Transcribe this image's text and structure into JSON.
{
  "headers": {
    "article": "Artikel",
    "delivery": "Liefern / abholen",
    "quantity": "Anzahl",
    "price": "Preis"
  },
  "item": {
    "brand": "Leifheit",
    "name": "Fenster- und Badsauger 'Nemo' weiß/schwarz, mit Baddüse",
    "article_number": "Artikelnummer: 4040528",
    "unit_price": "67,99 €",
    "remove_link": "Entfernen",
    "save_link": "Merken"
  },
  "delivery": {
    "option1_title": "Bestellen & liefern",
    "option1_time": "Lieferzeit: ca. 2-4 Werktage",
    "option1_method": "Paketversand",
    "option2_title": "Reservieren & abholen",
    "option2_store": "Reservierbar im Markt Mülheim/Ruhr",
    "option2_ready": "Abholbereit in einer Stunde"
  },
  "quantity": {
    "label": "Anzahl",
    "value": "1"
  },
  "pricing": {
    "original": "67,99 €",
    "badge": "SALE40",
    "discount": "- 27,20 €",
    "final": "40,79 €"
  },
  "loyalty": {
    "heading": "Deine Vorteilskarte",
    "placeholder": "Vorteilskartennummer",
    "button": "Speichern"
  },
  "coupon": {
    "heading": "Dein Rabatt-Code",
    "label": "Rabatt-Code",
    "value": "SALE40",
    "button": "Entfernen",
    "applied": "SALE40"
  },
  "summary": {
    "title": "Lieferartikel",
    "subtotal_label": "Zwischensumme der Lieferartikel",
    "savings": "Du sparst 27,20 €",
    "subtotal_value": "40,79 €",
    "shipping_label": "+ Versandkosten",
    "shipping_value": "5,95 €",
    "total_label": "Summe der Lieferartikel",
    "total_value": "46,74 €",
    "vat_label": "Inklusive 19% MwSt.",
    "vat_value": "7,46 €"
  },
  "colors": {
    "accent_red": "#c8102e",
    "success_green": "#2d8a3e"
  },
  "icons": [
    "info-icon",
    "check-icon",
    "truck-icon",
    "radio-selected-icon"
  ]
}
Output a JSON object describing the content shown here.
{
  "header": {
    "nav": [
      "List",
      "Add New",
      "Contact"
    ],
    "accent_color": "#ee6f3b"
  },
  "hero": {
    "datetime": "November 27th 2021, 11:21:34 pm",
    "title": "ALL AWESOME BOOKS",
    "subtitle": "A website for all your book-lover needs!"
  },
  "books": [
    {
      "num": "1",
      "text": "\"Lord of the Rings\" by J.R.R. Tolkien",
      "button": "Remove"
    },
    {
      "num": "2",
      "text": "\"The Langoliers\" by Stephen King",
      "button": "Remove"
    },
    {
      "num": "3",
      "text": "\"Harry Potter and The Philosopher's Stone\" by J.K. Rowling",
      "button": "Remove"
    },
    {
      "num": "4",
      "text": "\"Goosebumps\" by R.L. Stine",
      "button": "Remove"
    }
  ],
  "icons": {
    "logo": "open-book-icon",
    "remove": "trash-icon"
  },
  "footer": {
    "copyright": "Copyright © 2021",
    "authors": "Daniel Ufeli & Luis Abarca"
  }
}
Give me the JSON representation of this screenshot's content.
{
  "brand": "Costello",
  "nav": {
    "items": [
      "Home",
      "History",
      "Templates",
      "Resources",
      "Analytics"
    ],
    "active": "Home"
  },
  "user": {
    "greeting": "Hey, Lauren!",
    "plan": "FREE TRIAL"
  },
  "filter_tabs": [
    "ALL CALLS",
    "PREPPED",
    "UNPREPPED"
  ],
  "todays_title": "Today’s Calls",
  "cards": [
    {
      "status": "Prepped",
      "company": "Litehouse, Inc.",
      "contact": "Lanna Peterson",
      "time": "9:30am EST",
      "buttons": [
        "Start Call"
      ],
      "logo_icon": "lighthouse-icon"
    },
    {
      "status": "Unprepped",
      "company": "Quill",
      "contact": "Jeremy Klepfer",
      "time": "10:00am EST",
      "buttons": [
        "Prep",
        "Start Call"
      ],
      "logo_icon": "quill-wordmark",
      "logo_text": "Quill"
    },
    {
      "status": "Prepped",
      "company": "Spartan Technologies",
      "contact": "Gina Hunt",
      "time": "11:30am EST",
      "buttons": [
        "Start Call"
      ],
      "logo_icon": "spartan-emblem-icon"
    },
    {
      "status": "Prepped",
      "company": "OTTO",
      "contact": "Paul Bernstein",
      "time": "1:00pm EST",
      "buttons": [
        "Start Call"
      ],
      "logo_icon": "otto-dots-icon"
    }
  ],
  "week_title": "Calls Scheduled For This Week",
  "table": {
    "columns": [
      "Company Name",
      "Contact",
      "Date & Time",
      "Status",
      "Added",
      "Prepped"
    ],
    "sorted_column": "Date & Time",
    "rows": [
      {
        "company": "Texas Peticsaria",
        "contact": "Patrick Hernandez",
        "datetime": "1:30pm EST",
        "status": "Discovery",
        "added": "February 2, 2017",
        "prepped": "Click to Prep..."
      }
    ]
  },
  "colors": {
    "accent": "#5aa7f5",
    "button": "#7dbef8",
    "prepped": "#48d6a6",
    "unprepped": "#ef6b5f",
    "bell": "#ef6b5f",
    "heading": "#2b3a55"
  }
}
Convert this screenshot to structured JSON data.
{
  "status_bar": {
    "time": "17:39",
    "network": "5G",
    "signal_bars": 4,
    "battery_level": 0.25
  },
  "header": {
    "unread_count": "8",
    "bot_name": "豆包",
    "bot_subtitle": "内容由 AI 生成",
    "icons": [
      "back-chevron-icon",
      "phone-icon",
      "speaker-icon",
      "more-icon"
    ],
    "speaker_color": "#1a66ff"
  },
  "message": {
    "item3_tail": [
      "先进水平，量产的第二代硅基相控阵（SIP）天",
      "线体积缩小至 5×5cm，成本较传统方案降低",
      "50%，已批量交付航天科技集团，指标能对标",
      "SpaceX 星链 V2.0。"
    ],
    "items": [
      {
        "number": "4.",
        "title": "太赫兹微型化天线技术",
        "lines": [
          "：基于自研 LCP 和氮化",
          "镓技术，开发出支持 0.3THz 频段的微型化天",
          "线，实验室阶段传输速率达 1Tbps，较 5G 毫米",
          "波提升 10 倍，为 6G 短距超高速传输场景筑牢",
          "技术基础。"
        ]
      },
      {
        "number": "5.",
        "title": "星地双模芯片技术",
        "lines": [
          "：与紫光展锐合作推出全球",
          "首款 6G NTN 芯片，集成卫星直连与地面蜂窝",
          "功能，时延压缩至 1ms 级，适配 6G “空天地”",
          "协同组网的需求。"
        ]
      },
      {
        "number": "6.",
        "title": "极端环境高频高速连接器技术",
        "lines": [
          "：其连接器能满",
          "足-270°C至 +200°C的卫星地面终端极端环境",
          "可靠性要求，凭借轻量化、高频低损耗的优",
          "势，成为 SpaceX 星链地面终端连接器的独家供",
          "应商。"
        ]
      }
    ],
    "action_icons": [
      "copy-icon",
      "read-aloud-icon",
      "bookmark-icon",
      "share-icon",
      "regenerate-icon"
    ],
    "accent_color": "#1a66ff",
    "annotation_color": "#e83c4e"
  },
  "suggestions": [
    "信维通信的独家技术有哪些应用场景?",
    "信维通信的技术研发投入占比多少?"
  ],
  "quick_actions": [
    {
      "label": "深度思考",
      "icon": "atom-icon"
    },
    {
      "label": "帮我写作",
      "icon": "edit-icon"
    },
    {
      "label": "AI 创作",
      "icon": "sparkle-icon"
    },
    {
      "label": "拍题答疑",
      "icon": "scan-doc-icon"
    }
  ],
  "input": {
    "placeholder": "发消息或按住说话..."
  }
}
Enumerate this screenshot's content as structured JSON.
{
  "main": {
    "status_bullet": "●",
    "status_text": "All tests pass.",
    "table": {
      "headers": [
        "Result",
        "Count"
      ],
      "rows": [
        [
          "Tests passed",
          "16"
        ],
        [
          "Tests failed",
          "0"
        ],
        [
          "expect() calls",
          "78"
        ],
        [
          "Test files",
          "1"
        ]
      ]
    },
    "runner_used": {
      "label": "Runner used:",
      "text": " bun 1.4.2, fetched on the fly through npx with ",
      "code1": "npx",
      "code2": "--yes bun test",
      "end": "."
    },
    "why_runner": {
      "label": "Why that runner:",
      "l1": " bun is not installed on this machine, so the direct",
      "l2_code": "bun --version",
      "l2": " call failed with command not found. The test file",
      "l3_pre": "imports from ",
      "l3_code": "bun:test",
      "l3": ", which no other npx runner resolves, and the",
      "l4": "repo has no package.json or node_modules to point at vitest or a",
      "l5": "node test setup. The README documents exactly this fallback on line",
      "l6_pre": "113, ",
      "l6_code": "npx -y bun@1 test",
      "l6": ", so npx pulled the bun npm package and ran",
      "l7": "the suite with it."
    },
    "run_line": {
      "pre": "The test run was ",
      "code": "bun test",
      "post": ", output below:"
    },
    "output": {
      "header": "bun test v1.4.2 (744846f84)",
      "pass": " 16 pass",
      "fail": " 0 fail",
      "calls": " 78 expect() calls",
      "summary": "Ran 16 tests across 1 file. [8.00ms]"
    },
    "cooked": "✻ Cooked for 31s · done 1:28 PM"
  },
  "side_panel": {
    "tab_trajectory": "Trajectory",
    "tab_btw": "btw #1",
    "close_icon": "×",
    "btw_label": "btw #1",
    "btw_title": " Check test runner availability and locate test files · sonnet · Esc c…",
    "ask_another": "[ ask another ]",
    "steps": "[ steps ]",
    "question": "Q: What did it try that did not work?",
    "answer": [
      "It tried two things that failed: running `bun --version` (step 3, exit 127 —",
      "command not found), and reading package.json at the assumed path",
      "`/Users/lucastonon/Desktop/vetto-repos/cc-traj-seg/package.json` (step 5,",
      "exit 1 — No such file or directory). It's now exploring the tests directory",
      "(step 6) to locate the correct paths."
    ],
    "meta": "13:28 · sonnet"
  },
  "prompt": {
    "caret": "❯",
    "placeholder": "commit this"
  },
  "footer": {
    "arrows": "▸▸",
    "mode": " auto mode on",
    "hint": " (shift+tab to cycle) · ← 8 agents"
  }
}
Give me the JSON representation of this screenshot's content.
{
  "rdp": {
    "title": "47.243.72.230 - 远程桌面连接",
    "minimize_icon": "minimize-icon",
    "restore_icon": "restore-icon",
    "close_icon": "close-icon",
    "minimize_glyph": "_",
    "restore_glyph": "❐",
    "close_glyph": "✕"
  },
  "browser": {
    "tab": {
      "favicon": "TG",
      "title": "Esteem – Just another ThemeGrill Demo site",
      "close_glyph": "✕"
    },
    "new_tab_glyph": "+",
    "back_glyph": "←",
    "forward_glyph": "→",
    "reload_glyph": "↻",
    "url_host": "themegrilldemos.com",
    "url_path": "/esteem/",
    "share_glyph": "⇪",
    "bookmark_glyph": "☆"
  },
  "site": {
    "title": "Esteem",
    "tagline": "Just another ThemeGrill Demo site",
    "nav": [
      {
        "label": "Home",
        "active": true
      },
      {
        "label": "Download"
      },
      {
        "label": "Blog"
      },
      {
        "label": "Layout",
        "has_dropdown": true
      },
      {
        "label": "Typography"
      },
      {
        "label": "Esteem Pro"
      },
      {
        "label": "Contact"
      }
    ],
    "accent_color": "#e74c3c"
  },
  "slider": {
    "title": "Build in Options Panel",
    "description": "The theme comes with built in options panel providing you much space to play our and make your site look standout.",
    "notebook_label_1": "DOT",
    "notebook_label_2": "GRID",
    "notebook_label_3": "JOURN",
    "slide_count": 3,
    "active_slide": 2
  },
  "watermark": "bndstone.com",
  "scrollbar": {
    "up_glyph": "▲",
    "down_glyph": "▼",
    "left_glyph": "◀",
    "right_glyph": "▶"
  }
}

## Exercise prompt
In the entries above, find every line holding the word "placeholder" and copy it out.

## Result for this exercise
    "placeholder": "Vorteilskartennummer",
    "placeholder": "发消息或按住说话..."
    "placeholder": "commit this"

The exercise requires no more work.